Mar 14, 2017

A couple of hours ago I gave a talk to the ‘education group’ in the Faculty of Engineering and Mathematical Sciences at the University of Western Australia. Broadly speaking, the audience was a group of physicists and engineers who are interested in education. I recycled a talk that I’d given a couple of years ago on the role of mathematics in physics – specifically comparing and contrasting how practising physicists and students think about how maths works within physics. My conclusion from the research I’ve done (based on interviewing students and physicists (you can read it in the Waikato Journal of Education here) was that many students find the statement ‘Physics is a science’ difficult.  They would rather prefer to re-write it as ‘Physics is applied mathematics’. Now, by science here, I mean a body of knowledge based … Read More

Weather records - Physics Stop

Mar 11, 2017

I came across the following on the BBC website  “Australia’s summer broke 205 records…” It draws from the recent Climate Council report. The BBC article doesn’t list them all 205 of them, but does pull out the most impressive – the hottest summer on record for Sydney, Brisbane and Canberra,  and the wettest on record for Perth – a whopping 193 mm. Let’s put 193 mm over 3 months into perspective. Hamilton, NZ, gets (according to metservice.com) 280 mm of rain on average over December to February. A Perth record-breaker would still be called a dry-ish summer back at home. But locally, Perth averages 40 mm over the three months. Also, of that 193 mm, the majority fell in just one day, soon after we arrived here – 112 mm fell on 9 February. That’s … Read More

Jewel Cave: Blowing potholes - Physics Stop

Mar 07, 2017

As part of our trip southwards last week, we visited one of the many caves scattered across the Margaret River region. The immediate impression on entering the ‘Jewel Cave’ is its vast size. It’s hard to estimate just how big the main cavern is, but as a rough guess maybe 100 metres by 50 metres by 10 or so metres high – probably higher in places. The guide told us we had walked nearly a kilometre on the tour and climbed up and down 500 steps as part of it. There’s a lot of volume to it. The cave was discovered only relatively recently, in the 1950’s (from my memory of what the guide said). What drew people’s attention to something special was the ‘blow hole’ on the surface. There is only one natural way into the cave, … Read More

Trusting someone’s engineering calculations - Physics Stop

Mar 03, 2017

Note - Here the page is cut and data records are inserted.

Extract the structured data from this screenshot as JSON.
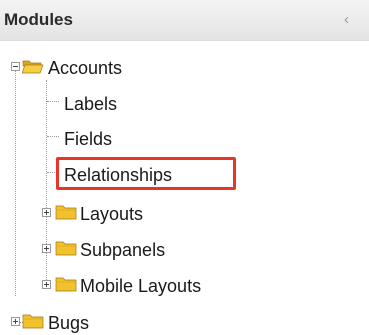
{
  "panel": {
    "title": "Modules",
    "collapse_glyph": "‹"
  },
  "tree": {
    "accounts": {
      "label": "Accounts",
      "state": "expanded",
      "children": {
        "labels": "Labels",
        "fields": "Fields",
        "relationships": "Relationships",
        "layouts": "Layouts",
        "subpanels": "Subpanels",
        "mobile_layouts": "Mobile Layouts"
      }
    },
    "bugs": {
      "label": "Bugs",
      "state": "collapsed"
    }
  },
  "selected": "Relationships",
  "colors": {
    "highlight": "#e8352a",
    "folder": "#f2c12e"
  },
  "icons": {
    "folder": "folder-icon",
    "open_folder": "open-folder-icon",
    "expand": "plus-icon",
    "collapse": "minus-icon"
  }
}
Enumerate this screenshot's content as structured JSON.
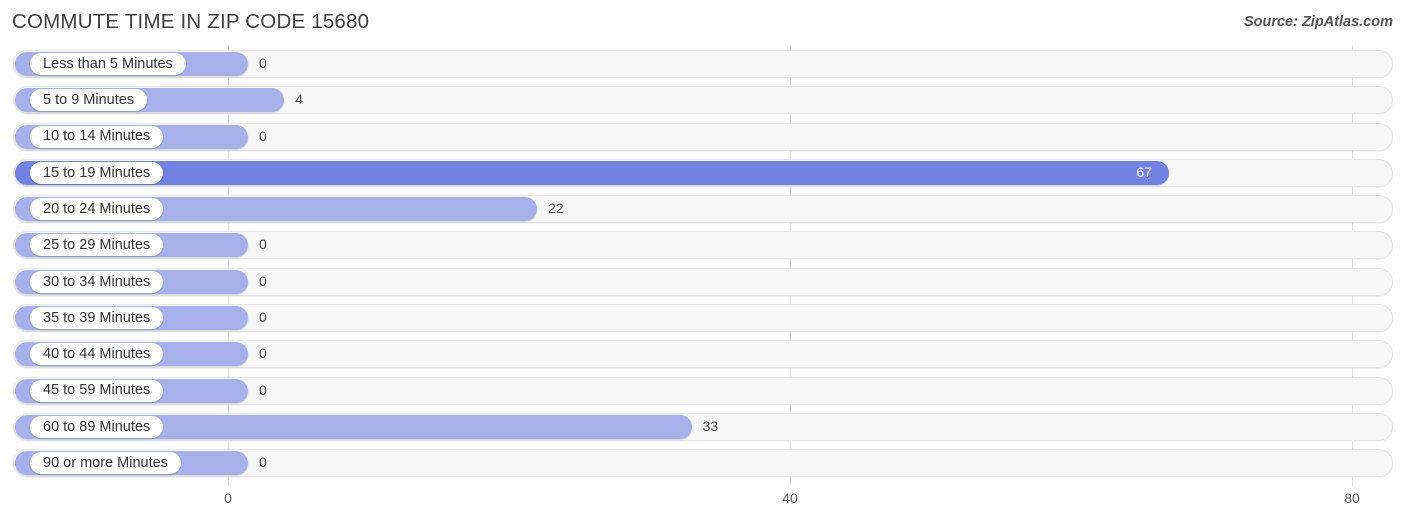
{
  "header": {
    "title": "COMMUTE TIME IN ZIP CODE 15680",
    "source": "Source: ZipAtlas.com"
  },
  "chart_data": {
    "type": "bar",
    "orientation": "horizontal",
    "title": "COMMUTE TIME IN ZIP CODE 15680",
    "subtitle": "",
    "xlabel": "",
    "ylabel": "",
    "xlim": [
      0,
      80
    ],
    "xticks": [
      0,
      40,
      80
    ],
    "xtick_labels": [
      "0",
      "40",
      "80"
    ],
    "grid": true,
    "legend": null,
    "highlight_color": "#7282e0",
    "bar_color": "#a7b0e8",
    "track_color": "#f7f7f7",
    "categories": [
      "Less than 5 Minutes",
      "5 to 9 Minutes",
      "10 to 14 Minutes",
      "15 to 19 Minutes",
      "20 to 24 Minutes",
      "25 to 29 Minutes",
      "30 to 34 Minutes",
      "35 to 39 Minutes",
      "40 to 44 Minutes",
      "45 to 59 Minutes",
      "60 to 89 Minutes",
      "90 or more Minutes"
    ],
    "values": [
      0,
      4,
      0,
      67,
      22,
      0,
      0,
      0,
      0,
      0,
      33,
      0
    ],
    "value_labels": [
      "0",
      "4",
      "0",
      "67",
      "22",
      "0",
      "0",
      "0",
      "0",
      "0",
      "33",
      "0"
    ]
  }
}
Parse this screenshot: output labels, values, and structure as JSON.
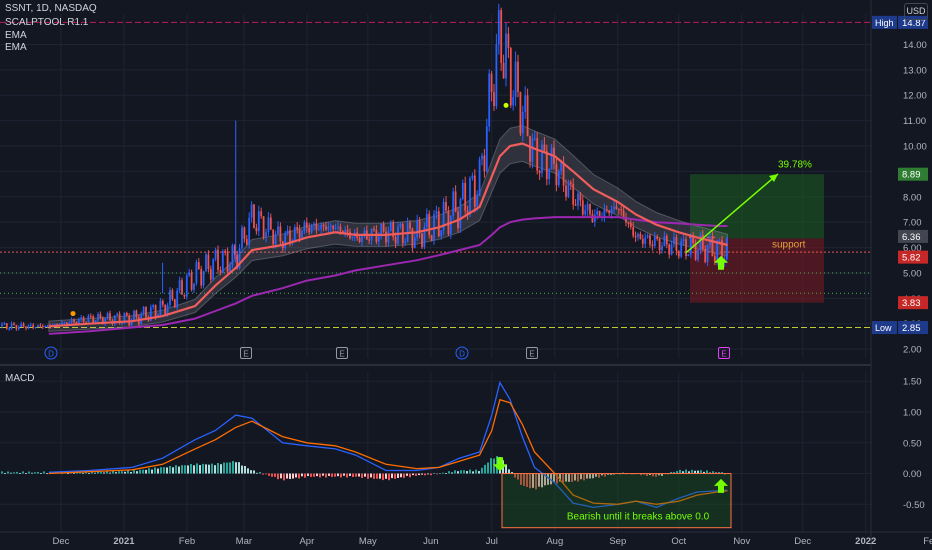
{
  "header": {
    "symbol": "SSNT, 1D, NASDAQ",
    "indicator_1": "SCALPTOOL R1.1",
    "indicator_2": "EMA",
    "indicator_3": "EMA",
    "currency": "USD"
  },
  "chart_data": [
    {
      "type": "candlestick",
      "title": "SSNT, 1D, NASDAQ",
      "y_ticks": [
        2.0,
        3.0,
        4.0,
        5.0,
        6.0,
        7.0,
        8.0,
        9.0,
        10.0,
        11.0,
        12.0,
        13.0,
        14.0
      ],
      "y_tick_labels": [
        "2.00",
        "3.00",
        "4.00",
        "5.00",
        "6.00",
        "7.00",
        "8.00",
        "9.00",
        "10.00",
        "11.00",
        "12.00",
        "13.00",
        "14.00"
      ],
      "ylim": [
        1.65,
        15.2
      ],
      "x_tick_labels": [
        "Dec",
        "2021",
        "Feb",
        "Mar",
        "Apr",
        "May",
        "Jun",
        "Jul",
        "Aug",
        "Sep",
        "Oct",
        "Nov",
        "Dec",
        "2022",
        "Fe"
      ],
      "price_series": {
        "name": "close",
        "dates": [
          "2020-11-25",
          "2020-12-15",
          "2021-01-05",
          "2021-01-20",
          "2021-02-05",
          "2021-02-15",
          "2021-02-25",
          "2021-03-05",
          "2021-03-20",
          "2021-04-01",
          "2021-04-15",
          "2021-04-25",
          "2021-05-10",
          "2021-05-25",
          "2021-06-05",
          "2021-06-15",
          "2021-06-25",
          "2021-07-01",
          "2021-07-05",
          "2021-07-10",
          "2021-07-16",
          "2021-07-22",
          "2021-08-01",
          "2021-08-10",
          "2021-08-20",
          "2021-09-01",
          "2021-09-10",
          "2021-09-20",
          "2021-10-01",
          "2021-10-10",
          "2021-10-20",
          "2021-10-25"
        ],
        "values": [
          2.9,
          3.2,
          3.2,
          3.6,
          4.9,
          5.4,
          5.6,
          7.2,
          6.3,
          6.8,
          6.8,
          6.4,
          6.6,
          6.5,
          7.0,
          7.6,
          8.6,
          12.4,
          14.3,
          12.8,
          11.4,
          9.6,
          9.2,
          8.0,
          7.2,
          7.6,
          6.4,
          6.2,
          6.0,
          6.0,
          5.9,
          5.82
        ]
      },
      "ema_fast": {
        "name": "EMA",
        "values": [
          2.9,
          3.0,
          3.1,
          3.3,
          3.7,
          4.5,
          5.2,
          5.9,
          6.1,
          6.4,
          6.6,
          6.5,
          6.5,
          6.6,
          6.8,
          7.1,
          7.6,
          8.8,
          9.6,
          10.0,
          10.1,
          9.9,
          9.6,
          9.0,
          8.3,
          7.8,
          7.3,
          6.9,
          6.6,
          6.4,
          6.2,
          6.1
        ]
      },
      "ema_slow": {
        "name": "EMA",
        "values": [
          2.6,
          2.7,
          2.85,
          2.95,
          3.2,
          3.5,
          3.8,
          4.1,
          4.4,
          4.7,
          4.9,
          5.1,
          5.3,
          5.5,
          5.7,
          5.9,
          6.1,
          6.5,
          6.8,
          7.0,
          7.1,
          7.15,
          7.2,
          7.2,
          7.2,
          7.2,
          7.1,
          7.0,
          6.95,
          6.9,
          6.85,
          6.85
        ]
      },
      "price_labels": [
        {
          "label": "High",
          "value": "14.87"
        },
        {
          "label": "",
          "value": "8.89"
        },
        {
          "label": "",
          "value": "6.36"
        },
        {
          "label": "",
          "value": "5.82"
        },
        {
          "label": "",
          "value": "3.83"
        },
        {
          "label": "Low",
          "value": "2.85"
        }
      ],
      "annotations": {
        "target_percent": "39.78%",
        "support_text": "support",
        "long_position": {
          "entry": 6.36,
          "target": 8.89,
          "stop": 3.83
        }
      },
      "event_badges": [
        "D",
        "E",
        "E",
        "D",
        "E",
        "E"
      ],
      "colors": {
        "up": "#2962ff",
        "down": "#ef5350",
        "ema_fast": "#f15c5c",
        "ema_slow": "#9c27b0",
        "target_zone": "#1b5e20",
        "stop_zone": "#801922",
        "arrow": "#76ff03"
      }
    },
    {
      "type": "line",
      "title": "MACD",
      "y_ticks": [
        -0.5,
        0.0,
        0.5,
        1.0,
        1.5
      ],
      "y_tick_labels": [
        "-0.50",
        "0.00",
        "0.50",
        "1.00",
        "1.50"
      ],
      "ylim": [
        -0.95,
        1.65
      ],
      "series": [
        {
          "name": "",
          "values": [
            0.02,
            0.05,
            0.1,
            0.25,
            0.55,
            0.7,
            0.95,
            0.9,
            0.5,
            0.45,
            0.4,
            0.3,
            0.05,
            0.05,
            0.1,
            0.25,
            0.35,
            0.95,
            1.48,
            1.2,
            0.6,
            0.1,
            -0.15,
            -0.48,
            -0.55,
            -0.5,
            -0.45,
            -0.55,
            -0.4,
            -0.3,
            -0.28,
            -0.27
          ]
        },
        {
          "name": "",
          "values": [
            0.0,
            0.03,
            0.06,
            0.15,
            0.4,
            0.55,
            0.75,
            0.85,
            0.6,
            0.5,
            0.45,
            0.35,
            0.15,
            0.08,
            0.1,
            0.2,
            0.3,
            0.7,
            1.2,
            1.15,
            0.8,
            0.35,
            0.0,
            -0.35,
            -0.48,
            -0.5,
            -0.45,
            -0.5,
            -0.45,
            -0.35,
            -0.3,
            -0.28
          ]
        }
      ],
      "annotation_text": "Bearish until it breaks above 0.0"
    }
  ]
}
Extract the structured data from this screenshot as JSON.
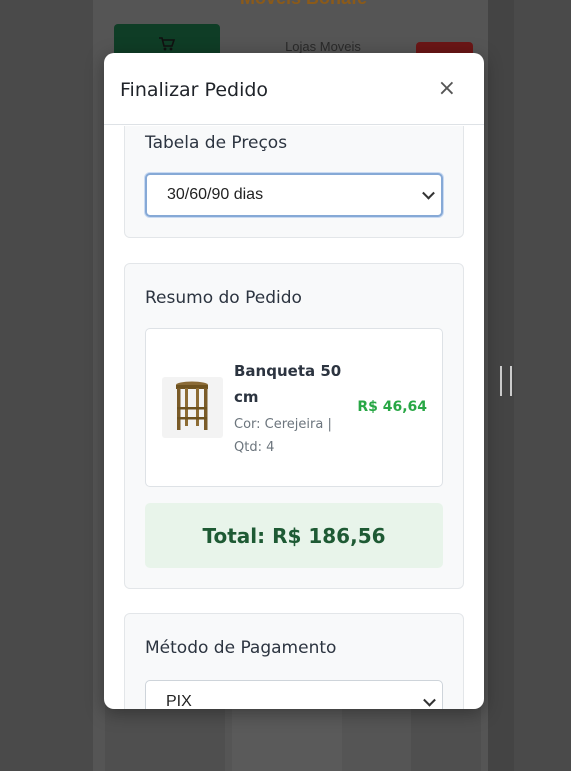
{
  "background": {
    "brand": "Moveis Bonafe",
    "store_label": "Lojas Moveis"
  },
  "modal": {
    "title": "Finalizar Pedido",
    "close_label": "×"
  },
  "price_table": {
    "title": "Tabela de Preços",
    "selected": "30/60/90 dias"
  },
  "summary": {
    "title": "Resumo do Pedido",
    "items": [
      {
        "name": "Banqueta 50 cm",
        "meta": "Cor: Cerejeira | Qtd: 4",
        "price": "R$ 46,64"
      }
    ],
    "total": "Total: R$ 186,56"
  },
  "payment": {
    "title": "Método de Pagamento",
    "selected": "PIX"
  },
  "colors": {
    "accent_green": "#28a745",
    "total_bg": "#e8f4ea",
    "total_text": "#1e5a34"
  }
}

We put our trust in someone else’s calculations and measurements all the time. It’s just part of the modern world. Cross a bridge, drive a car, use anything electrical, and we implicity trust that the people who designed it, built it, installed it and tested it have done their job correctly. Occasionally things go wrong and disaster strikes, but, by and large, the things we make use of in our lives work properly. That said, do you fancy trusting the people who designed and installed the ladder up the Gloucester Tree, at Pemberton? This was originally built as a fire lookout, amongst the majestic Karri trees of south-west Western Australia. But now it’s a tourist attraction. People come to climb it, or to watch people climb it (as we did).  I was happy to go up to … Read More